• [THE PROBLEM] Where a line holds the word "navigation", copy it from the records.

• [DATA FOR ANALYSIS]

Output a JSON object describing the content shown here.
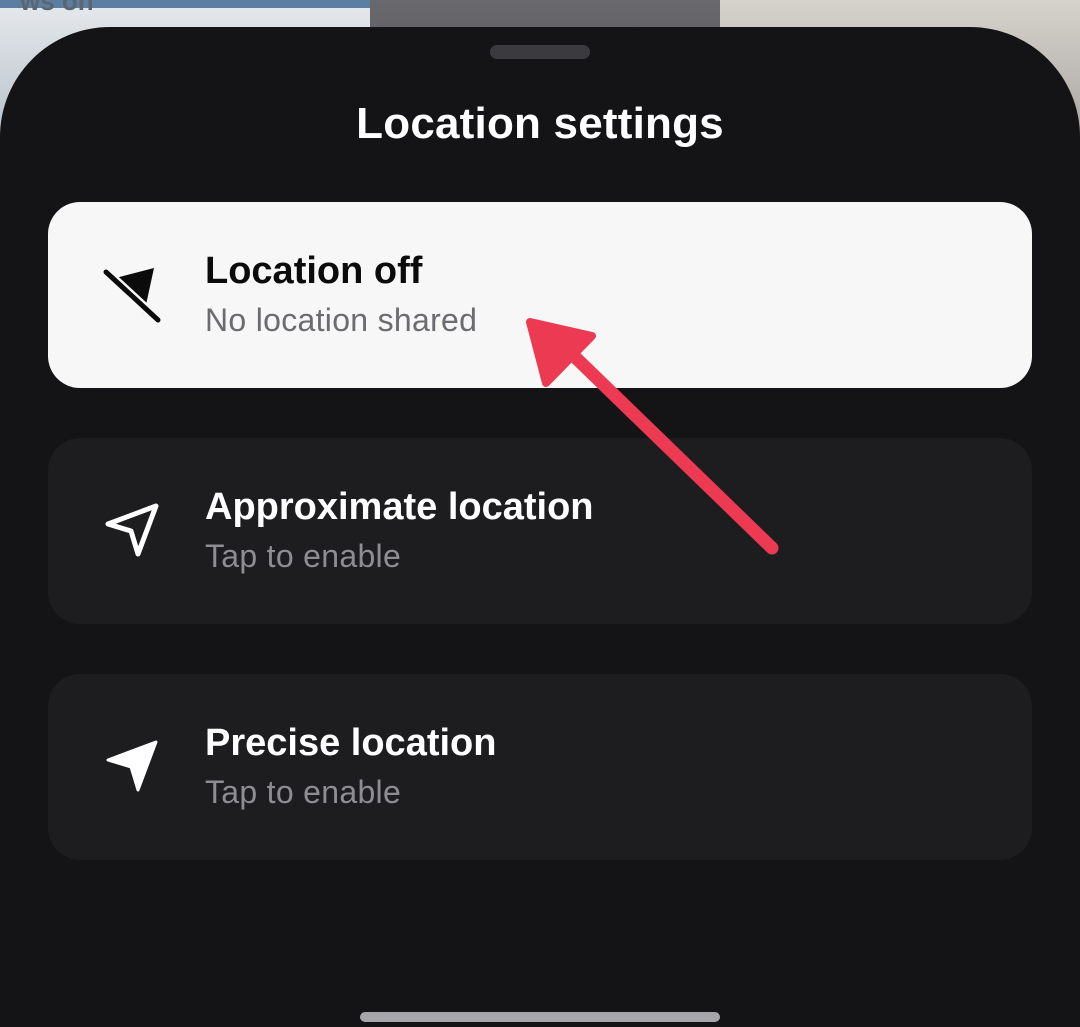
{
  "background": {
    "partial_text": "ws on"
  },
  "sheet": {
    "title": "Location settings"
  },
  "options": [
    {
      "label": "Location off",
      "sublabel": "No location shared",
      "icon": "location-off-icon",
      "selected": true
    },
    {
      "label": "Approximate location",
      "sublabel": "Tap to enable",
      "icon": "navigation-outline-icon",
      "selected": false
    },
    {
      "label": "Precise location",
      "sublabel": "Tap to enable",
      "icon": "navigation-filled-icon",
      "selected": false
    }
  ],
  "colors": {
    "sheet_bg": "#141416",
    "selected_bg": "#f7f7f8",
    "option_bg": "#1d1d20",
    "annotation_arrow": "#ec3a52"
  }
}
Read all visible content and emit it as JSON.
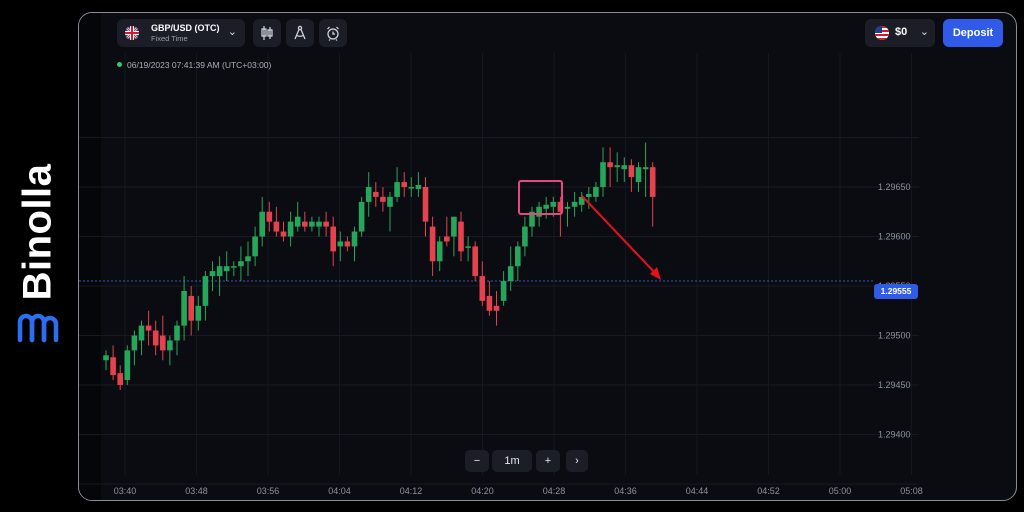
{
  "brand": {
    "name": "Binolla"
  },
  "header": {
    "pair_name": "GBP/USD (OTC)",
    "pair_type": "Fixed Time",
    "balance": "$0",
    "deposit_label": "Deposit"
  },
  "timestamp": "06/19/2023 07:41:39 AM (UTC+03:00)",
  "current_price": "1.29555",
  "zoom": {
    "minus": "−",
    "interval": "1m",
    "plus": "+",
    "next": "›"
  },
  "icons": [
    "pair-chevron-down-icon",
    "candlestick-icon",
    "drawing-compass-icon",
    "alarm-clock-icon",
    "balance-chevron-down-icon",
    "chevron-right-icon"
  ],
  "colors": {
    "up": "#26a65b",
    "down": "#e5414f",
    "accent": "#2f5be8",
    "highlight": "#e8467c",
    "arrow": "#e0121a"
  },
  "chart_data": {
    "type": "candlestick",
    "y_ticks": [
      "1.29650",
      "1.29600",
      "1.29550",
      "1.29500",
      "1.29450",
      "1.29400"
    ],
    "x_ticks": [
      "03:40",
      "03:48",
      "03:56",
      "04:04",
      "04:12",
      "04:20",
      "04:28",
      "04:36",
      "04:44",
      "04:52",
      "05:00",
      "05:08"
    ],
    "ylim": [
      1.29375,
      1.29675
    ],
    "current_price": 1.29555,
    "candles": [
      [
        1.29475,
        1.29485,
        1.29465,
        1.2948
      ],
      [
        1.29478,
        1.2949,
        1.29455,
        1.2946
      ],
      [
        1.29462,
        1.2947,
        1.29445,
        1.2945
      ],
      [
        1.29455,
        1.2949,
        1.2945,
        1.29485
      ],
      [
        1.29485,
        1.29505,
        1.2947,
        1.295
      ],
      [
        1.29495,
        1.29515,
        1.2948,
        1.2951
      ],
      [
        1.2951,
        1.29525,
        1.2949,
        1.29505
      ],
      [
        1.29505,
        1.29515,
        1.2948,
        1.2949
      ],
      [
        1.295,
        1.2952,
        1.29475,
        1.29485
      ],
      [
        1.29485,
        1.295,
        1.2947,
        1.29495
      ],
      [
        1.29495,
        1.29515,
        1.2948,
        1.2951
      ],
      [
        1.2951,
        1.2956,
        1.29495,
        1.29545
      ],
      [
        1.2954,
        1.2955,
        1.295,
        1.29515
      ],
      [
        1.29515,
        1.2954,
        1.29505,
        1.2953
      ],
      [
        1.2953,
        1.29565,
        1.29515,
        1.2956
      ],
      [
        1.2956,
        1.29575,
        1.29545,
        1.29565
      ],
      [
        1.2956,
        1.2958,
        1.2954,
        1.2957
      ],
      [
        1.29565,
        1.29585,
        1.29555,
        1.2957
      ],
      [
        1.2957,
        1.29575,
        1.2956,
        1.2957
      ],
      [
        1.2957,
        1.2959,
        1.29555,
        1.29575
      ],
      [
        1.29575,
        1.29595,
        1.2956,
        1.2958
      ],
      [
        1.2958,
        1.2961,
        1.2957,
        1.296
      ],
      [
        1.296,
        1.2964,
        1.2959,
        1.29625
      ],
      [
        1.29625,
        1.29635,
        1.29605,
        1.29615
      ],
      [
        1.29615,
        1.2963,
        1.296,
        1.29605
      ],
      [
        1.29605,
        1.29615,
        1.29595,
        1.296
      ],
      [
        1.296,
        1.29625,
        1.2959,
        1.29615
      ],
      [
        1.2961,
        1.29635,
        1.29605,
        1.2962
      ],
      [
        1.29615,
        1.29625,
        1.29605,
        1.2961
      ],
      [
        1.2961,
        1.2962,
        1.29605,
        1.29615
      ],
      [
        1.2961,
        1.2962,
        1.296,
        1.29615
      ],
      [
        1.29615,
        1.29625,
        1.296,
        1.2961
      ],
      [
        1.2961,
        1.2962,
        1.2957,
        1.29585
      ],
      [
        1.2959,
        1.29605,
        1.29575,
        1.29595
      ],
      [
        1.29595,
        1.296,
        1.29585,
        1.2959
      ],
      [
        1.2959,
        1.2961,
        1.29575,
        1.29605
      ],
      [
        1.29605,
        1.2964,
        1.296,
        1.29635
      ],
      [
        1.29635,
        1.29665,
        1.2962,
        1.2965
      ],
      [
        1.29645,
        1.29655,
        1.2963,
        1.2964
      ],
      [
        1.2964,
        1.2965,
        1.29625,
        1.29635
      ],
      [
        1.2963,
        1.29645,
        1.29605,
        1.2964
      ],
      [
        1.2964,
        1.2967,
        1.29635,
        1.29655
      ],
      [
        1.29655,
        1.29665,
        1.2964,
        1.2965
      ],
      [
        1.2965,
        1.2966,
        1.2964,
        1.2965
      ],
      [
        1.29648,
        1.29665,
        1.2964,
        1.29652
      ],
      [
        1.2965,
        1.2966,
        1.296,
        1.29615
      ],
      [
        1.2961,
        1.2962,
        1.2956,
        1.29575
      ],
      [
        1.29575,
        1.296,
        1.29565,
        1.29595
      ],
      [
        1.296,
        1.2962,
        1.2959,
        1.29595
      ],
      [
        1.296,
        1.29615,
        1.2958,
        1.2962
      ],
      [
        1.29615,
        1.29625,
        1.29575,
        1.29585
      ],
      [
        1.2959,
        1.296,
        1.29575,
        1.2959
      ],
      [
        1.2959,
        1.29595,
        1.29555,
        1.2956
      ],
      [
        1.2956,
        1.29575,
        1.2953,
        1.29535
      ],
      [
        1.2954,
        1.29555,
        1.2952,
        1.29525
      ],
      [
        1.2953,
        1.29545,
        1.2951,
        1.29525
      ],
      [
        1.29535,
        1.29565,
        1.2953,
        1.29555
      ],
      [
        1.29555,
        1.2959,
        1.29545,
        1.2957
      ],
      [
        1.2957,
        1.29595,
        1.29555,
        1.2959
      ],
      [
        1.2959,
        1.2962,
        1.2958,
        1.2961
      ],
      [
        1.2961,
        1.2963,
        1.296,
        1.29625
      ],
      [
        1.2962,
        1.29635,
        1.2961,
        1.2963
      ],
      [
        1.29628,
        1.2964,
        1.29618,
        1.29632
      ],
      [
        1.2963,
        1.2964,
        1.2962,
        1.29635
      ],
      [
        1.29635,
        1.2964,
        1.296,
        1.29625
      ],
      [
        1.29628,
        1.29635,
        1.2961,
        1.2963
      ],
      [
        1.2963,
        1.29645,
        1.2962,
        1.29635
      ],
      [
        1.29632,
        1.29645,
        1.29625,
        1.2964
      ],
      [
        1.2964,
        1.2965,
        1.29628,
        1.29643
      ],
      [
        1.2964,
        1.29655,
        1.29635,
        1.2965
      ],
      [
        1.2965,
        1.2969,
        1.2964,
        1.29675
      ],
      [
        1.29675,
        1.2969,
        1.2965,
        1.2967
      ],
      [
        1.2967,
        1.29685,
        1.29655,
        1.29672
      ],
      [
        1.29668,
        1.2968,
        1.29655,
        1.29672
      ],
      [
        1.29672,
        1.29678,
        1.29645,
        1.2966
      ],
      [
        1.29655,
        1.29675,
        1.29645,
        1.2967
      ],
      [
        1.29668,
        1.29695,
        1.2964,
        1.2967
      ],
      [
        1.2967,
        1.29675,
        1.2961,
        1.2964
      ]
    ]
  }
}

• [EXERCISE OUTPUT]
      "icon": "navigation-outline-icon",
      "icon": "navigation-filled-icon",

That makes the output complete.